  • This is the money an investor must put in the margin account initially to buy or sell shares.
  • As per the Federal Reserve Board’s regulation 1974, the broker can only fund up to 50% of the initial investment in the margin account.

#2 – Paying off Margin Debt

#3 – Maintenance Margin

  • As mentioned earlier, the stocks in the margin account act as collateral against the money borrowed, so the value of the stock must be maintained by the investor.
  • As per the margin requirements, if the stock value falls below a certain level, either the investor must sell off some equity to match the margin debt or add some money to maintain that stock balance.
  • For example, the maintenance margin is 25% of the equity bought; an investor has bought shares worth $10,000, where he has invested $5000, and the rest is margin debt.
  • Unfortunately, the stock value falls to $1000. So, ideally, the value of equity has reduced to 10%. In this situation, the investor gets a margin call to maintain the 25% equity requirement or sell off some portion of the equity.

Example of Margin Debt

  • As an investor, if you want to purchase 100 shares of Apple worth $10 each, however, you don’t have $1000 to invest. Rather you just have $500, so you can open a margin account and borrow the rest 50% of the amount from the brokerage firm and collateralize that loan with Apple shares in the account. So, here $500 an investor has initially become the initial margin, and the balance is margin debt.
  • So, now there are 2 scenarios where Apple prices can go up or stumble down; if the price soars, it is beneficial for the investor. However, in the other situation, if Apple falls below 25%, i.e., below $2.5, then the broker has to make a margin call to the investor, asking him to maintain the maintenance margin in the account.
  • Not only buying shares, but margin debt can also be used to borrow security for short selling.

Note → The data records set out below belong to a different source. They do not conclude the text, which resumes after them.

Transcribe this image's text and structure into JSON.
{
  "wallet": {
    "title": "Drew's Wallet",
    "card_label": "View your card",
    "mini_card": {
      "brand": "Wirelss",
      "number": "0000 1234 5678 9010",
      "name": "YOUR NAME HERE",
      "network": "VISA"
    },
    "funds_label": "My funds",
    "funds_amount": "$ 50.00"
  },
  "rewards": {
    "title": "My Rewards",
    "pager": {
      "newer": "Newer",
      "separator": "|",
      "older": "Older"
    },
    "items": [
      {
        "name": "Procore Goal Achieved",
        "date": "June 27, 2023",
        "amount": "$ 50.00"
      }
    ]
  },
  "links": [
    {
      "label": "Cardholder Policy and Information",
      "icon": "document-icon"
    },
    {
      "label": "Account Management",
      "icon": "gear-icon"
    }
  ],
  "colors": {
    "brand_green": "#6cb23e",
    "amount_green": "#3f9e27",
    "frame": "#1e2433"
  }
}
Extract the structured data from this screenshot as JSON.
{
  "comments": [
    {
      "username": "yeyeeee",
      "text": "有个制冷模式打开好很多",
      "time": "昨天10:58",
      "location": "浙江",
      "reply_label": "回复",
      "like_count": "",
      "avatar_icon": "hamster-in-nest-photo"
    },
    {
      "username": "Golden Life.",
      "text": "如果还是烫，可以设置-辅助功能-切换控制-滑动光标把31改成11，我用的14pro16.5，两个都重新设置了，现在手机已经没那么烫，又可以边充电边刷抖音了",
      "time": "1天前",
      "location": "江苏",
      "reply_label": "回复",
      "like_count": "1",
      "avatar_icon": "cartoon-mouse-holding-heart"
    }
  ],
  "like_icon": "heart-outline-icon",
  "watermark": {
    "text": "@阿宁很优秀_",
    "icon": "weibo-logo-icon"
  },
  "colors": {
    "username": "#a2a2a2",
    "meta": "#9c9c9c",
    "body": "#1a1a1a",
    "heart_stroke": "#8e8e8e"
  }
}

  • Since the broker’s money is used for investment, there is a possibility that if the stock goes down, the alarm bell starts to ring for the broker to maintain the margin requirement.
  • This facility will help an investor with low liquidity to invest in the market; however, in case of failure to meet the maintenance margin requirement, the broker has to bear the loss after selling off the equity in the account.
  • A large portion of the broker’s fund is parked in the market as Margin debt for its clients; in case of the market crash, there is a huge amount of risk since the broker has the maximum liquidity blocked in the market.


Margin debt is a facility provided by the central authorities to lure investors and encourage investments; it can be used to buy a security or borrow security in case of short selling. Regulation T sets the initial margin requirement at 50%, and the maintenance margin is at 25%, failure to adhere to these requirements will give the broker the right to liquidate the investment. Risk and rewards linked to this debt have to be studied carefully before utilizing this provision.

This has been a guide to What is Margin Debt & its Definition. Here we discuss how does the Margin debt work along with examples, advantages, and disadvantages. You can learn more about from the following articles –